The southern African nation has had to rely on domestic taxes and borrowings to fund its national budget since international institutions stopped lending to President Robert Mugabe's government, which owes more than $7 billion in arrears.
The treasury said in a January-March report that the government's domestic borrowings stood at $4.034 billion at the end of the first quarter, up 40.2 percent from the prior year.
Mugabe's government has struggled to pay its workers due to a financial squeeze and earlier this year said it would borrow $180 million locally to pay outstanding bonuses for 2016 after civil servants threatened to go on strike.
The budget deficit stood at $230 million during the first quarter after the government spent $1.1 billion against revenue of $869 million. More than 60 percent of the revenue was used to pay state wages.
The treasury however said it expected economic growth of 3.7 percent this year, over double its previous forecast of 1.7 percent, on the back of improved performances in agriculture and mining.
Output of the staple maize is forecast at 2.1 million tonnes this year, from 511,000 tonnes in 2016, when Zimbabwe was hit by a devastating drought that left more than 4 million people in need of food aid.

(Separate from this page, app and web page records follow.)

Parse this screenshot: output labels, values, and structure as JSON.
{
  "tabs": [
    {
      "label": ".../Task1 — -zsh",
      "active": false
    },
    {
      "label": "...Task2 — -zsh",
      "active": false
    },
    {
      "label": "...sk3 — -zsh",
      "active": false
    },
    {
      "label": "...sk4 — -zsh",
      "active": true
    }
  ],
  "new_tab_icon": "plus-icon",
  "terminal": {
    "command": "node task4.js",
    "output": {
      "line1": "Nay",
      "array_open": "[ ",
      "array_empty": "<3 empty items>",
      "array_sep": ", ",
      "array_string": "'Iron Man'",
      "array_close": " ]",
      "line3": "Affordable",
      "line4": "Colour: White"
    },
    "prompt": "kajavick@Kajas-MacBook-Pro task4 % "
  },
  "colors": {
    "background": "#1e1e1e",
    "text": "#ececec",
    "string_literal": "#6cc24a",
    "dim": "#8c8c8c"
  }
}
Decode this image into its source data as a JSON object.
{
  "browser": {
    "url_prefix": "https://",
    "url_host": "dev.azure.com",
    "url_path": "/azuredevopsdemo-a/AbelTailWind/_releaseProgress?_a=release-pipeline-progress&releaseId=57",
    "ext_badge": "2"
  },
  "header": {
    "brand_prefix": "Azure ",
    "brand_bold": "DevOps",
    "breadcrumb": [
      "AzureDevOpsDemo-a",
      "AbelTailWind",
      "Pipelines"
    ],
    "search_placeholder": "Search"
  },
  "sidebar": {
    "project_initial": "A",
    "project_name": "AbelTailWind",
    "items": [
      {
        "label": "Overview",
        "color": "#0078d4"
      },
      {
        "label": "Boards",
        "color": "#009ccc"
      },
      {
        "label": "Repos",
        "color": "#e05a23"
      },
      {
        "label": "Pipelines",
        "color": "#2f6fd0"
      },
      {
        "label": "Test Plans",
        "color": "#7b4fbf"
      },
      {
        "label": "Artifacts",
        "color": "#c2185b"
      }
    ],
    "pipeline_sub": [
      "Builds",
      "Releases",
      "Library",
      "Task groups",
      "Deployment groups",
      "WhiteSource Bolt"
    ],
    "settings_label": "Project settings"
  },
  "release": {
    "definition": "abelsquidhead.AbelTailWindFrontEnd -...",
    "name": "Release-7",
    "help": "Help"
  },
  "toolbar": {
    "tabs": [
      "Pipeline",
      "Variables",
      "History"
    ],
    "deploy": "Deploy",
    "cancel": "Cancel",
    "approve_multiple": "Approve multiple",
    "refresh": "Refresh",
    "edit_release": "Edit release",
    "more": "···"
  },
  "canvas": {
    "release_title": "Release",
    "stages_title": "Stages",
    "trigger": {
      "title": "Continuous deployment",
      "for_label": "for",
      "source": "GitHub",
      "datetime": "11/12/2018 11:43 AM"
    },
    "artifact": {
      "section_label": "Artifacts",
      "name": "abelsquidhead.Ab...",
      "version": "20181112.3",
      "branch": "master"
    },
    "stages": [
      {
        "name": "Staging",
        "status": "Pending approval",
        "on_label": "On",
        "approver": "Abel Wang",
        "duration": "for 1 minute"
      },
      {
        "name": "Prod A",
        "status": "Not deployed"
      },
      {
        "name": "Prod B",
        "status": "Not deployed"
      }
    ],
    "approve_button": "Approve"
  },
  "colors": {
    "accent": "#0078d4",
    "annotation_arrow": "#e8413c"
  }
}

Earnings from mining, the biggest foreign currency earner, are forecast to reach $3 billion this year due to higher commodity prices, the treasury said. (Reporting by MacDonald Dzirutwe; Editing by Ed Stoddard)